Posted in: Disc Reviews by Archive Authors on September 22nd, 2008
I’ve got this great idea for a new show: it’s about a group of people stranded on a mysterious island after a plane crash. I’ll call it Where Are We? It’s gonna be the biggest ratings hit ever for whichever network is lucky enough to lavishly reward my creative genius.
On the other hand, it might seem like a complete ripoff of Lost, a rehash, old news that will never live up to the glory of the original. You know, like Cashmere Mafia, the Lucy Liu vehicle modeled gene-by-gene on HBO’s mega-hit Sex and the City. It might only last seven episodes before it’s axed. Now on DVD for the first time, Cashmere Mafia: The Complete Series is further proof that the entertainment industry is all out of fresh ideas.
Ok, maybe Cashmere Mafia isn’t a complete replica of Sex and the City. I’ll admit I’ve seen very little of Sarah Jessica Parker’s big series, but I stand by my assertion that — at least on the surface — the two shows (not to mention NBC’s Lipstick Jungle) are bred from the same stock.
Cashmere Mafia is a story about four ambitious women, best friends since business school, trying to balance bigshot careers with complex personal lives by creating their own “boys’ club” (The Cashmere Mafia) to watch each others’ backs and provide a safe haven to dish their own dirt as they try to have it all in the big apple.

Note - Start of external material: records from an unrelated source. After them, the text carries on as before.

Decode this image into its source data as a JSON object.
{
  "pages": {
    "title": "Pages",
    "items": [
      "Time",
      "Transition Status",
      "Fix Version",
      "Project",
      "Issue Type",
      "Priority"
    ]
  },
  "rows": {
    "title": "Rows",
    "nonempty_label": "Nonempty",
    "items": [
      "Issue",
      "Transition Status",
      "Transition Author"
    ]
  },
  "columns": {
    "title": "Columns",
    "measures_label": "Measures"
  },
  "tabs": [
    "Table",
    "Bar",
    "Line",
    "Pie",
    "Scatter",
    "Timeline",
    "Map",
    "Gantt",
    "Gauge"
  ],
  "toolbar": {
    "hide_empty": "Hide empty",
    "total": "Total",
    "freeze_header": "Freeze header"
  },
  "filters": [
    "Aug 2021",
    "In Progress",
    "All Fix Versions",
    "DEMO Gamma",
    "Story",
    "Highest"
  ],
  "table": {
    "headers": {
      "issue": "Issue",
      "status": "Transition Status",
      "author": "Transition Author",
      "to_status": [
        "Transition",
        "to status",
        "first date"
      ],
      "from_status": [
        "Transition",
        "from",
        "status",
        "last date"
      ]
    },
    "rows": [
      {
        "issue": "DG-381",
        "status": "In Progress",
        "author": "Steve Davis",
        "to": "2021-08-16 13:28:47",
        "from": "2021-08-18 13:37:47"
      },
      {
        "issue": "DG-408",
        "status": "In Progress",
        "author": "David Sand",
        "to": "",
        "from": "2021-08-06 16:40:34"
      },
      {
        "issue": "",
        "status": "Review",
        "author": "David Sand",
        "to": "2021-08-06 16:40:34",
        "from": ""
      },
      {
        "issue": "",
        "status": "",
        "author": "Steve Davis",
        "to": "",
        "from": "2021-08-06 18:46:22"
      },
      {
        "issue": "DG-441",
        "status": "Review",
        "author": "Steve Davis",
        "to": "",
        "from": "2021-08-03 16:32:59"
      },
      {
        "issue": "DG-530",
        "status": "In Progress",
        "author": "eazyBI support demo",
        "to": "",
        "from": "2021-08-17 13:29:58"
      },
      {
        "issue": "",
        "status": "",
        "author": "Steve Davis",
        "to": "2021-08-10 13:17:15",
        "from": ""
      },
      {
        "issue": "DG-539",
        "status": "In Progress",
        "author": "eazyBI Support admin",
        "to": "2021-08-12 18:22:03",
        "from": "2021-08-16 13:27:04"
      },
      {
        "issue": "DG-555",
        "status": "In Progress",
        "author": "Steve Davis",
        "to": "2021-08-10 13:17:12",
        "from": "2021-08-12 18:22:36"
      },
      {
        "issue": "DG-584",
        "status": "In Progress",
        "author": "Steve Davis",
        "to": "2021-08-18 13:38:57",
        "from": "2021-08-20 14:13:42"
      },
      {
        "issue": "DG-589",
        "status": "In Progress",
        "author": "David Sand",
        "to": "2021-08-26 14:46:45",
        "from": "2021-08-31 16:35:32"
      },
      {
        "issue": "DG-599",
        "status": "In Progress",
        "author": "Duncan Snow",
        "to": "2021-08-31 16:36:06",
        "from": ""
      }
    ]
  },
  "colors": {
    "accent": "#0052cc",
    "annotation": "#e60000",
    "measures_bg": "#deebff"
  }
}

Mia, Zoe, Juliet and Caitlin deal with the usual stuff: rocky relationships, infidelity, personal crises, work rivalries and all that jazz.
The series was originally slated for a 13-episode run, but due to the chaos of the writers’ strike only seven episodes were produced and aired before Cashmere Mafia was sent to sleep with the fishes. I’m sure a lot of Sex and the City fans were jonesing for a new banner series, even if it meant transferring their love to a non-racy, network show, but it seems Lipstick Jungle took that prize, at least for now — we’ll see how it fares in its second season.
Back to Cashmere Mafia. While I’m no expert on the genre, I think I know why this woman-power dramedy never took off. I don’t think it has anything to do with content. After all, I’ve heard many fans could hardly tell the difference between this show and Lipstick Jungle. It all comes down to the writers’ strike. With only seven episodes available, the series simply never had a chance to grab an audience. The final two episodes begin to show strong potential, and further progress might have generated enough buzz to increase ratings, but the signs of life just weren’t enough to merit further investment from Sony Pictures and ABC.
Cashmere Mafia: The Complete Series is presented on two discs, with all seven episodes in 1.78:1 anamorphic widescreen format. As you’d expect from a major studio production broadcast in HD, the show looks good on DVD. Overall, the picture is as nearly as luxurious as the chic, high-powered environment in which the mafia girls live, work and play. Almost everything is sharp and detailed, except for a few odd moments of blur, and colours are naturally vivid throughout. Not bad at all.
The sounds are right up there with the sights on this two-disc set. All seven episodes feature Dolby Digital 5.1 audio tracks, and they do a swell job enveloping viewers in the lives of Lucy Liu and the gang. All dialogue is crystal clear, and the other channels offer a decent amount of supporting effects — the sound may not be very big, but it’s not that type of show.
Audio is English only, with subtitles in Korean, Chinese and Thai.
Cashmere Mafia: The Complete Series offers up a few extras, which is a nice plus for a show that barely saw the light of day. We get a set of making-of behind-the-scenes style featurettes, including Revenge Sex: You Get as Good as You Give, Move in or Move Out, Kiss My Glass Ceiling and Pick a Team, Any Team.
Fans of Cashmere Mafia will most likely never find out what happens with Mia, Zoe, Juliet or Caitlin, but they can at least take solace in this two-disc release of the parts of the story that were told. If it weren’t for the big TV-on-DVD market, Cashmere Mafia would never be seen again — now it can be replayed ad nauseam, and in good quality to boot.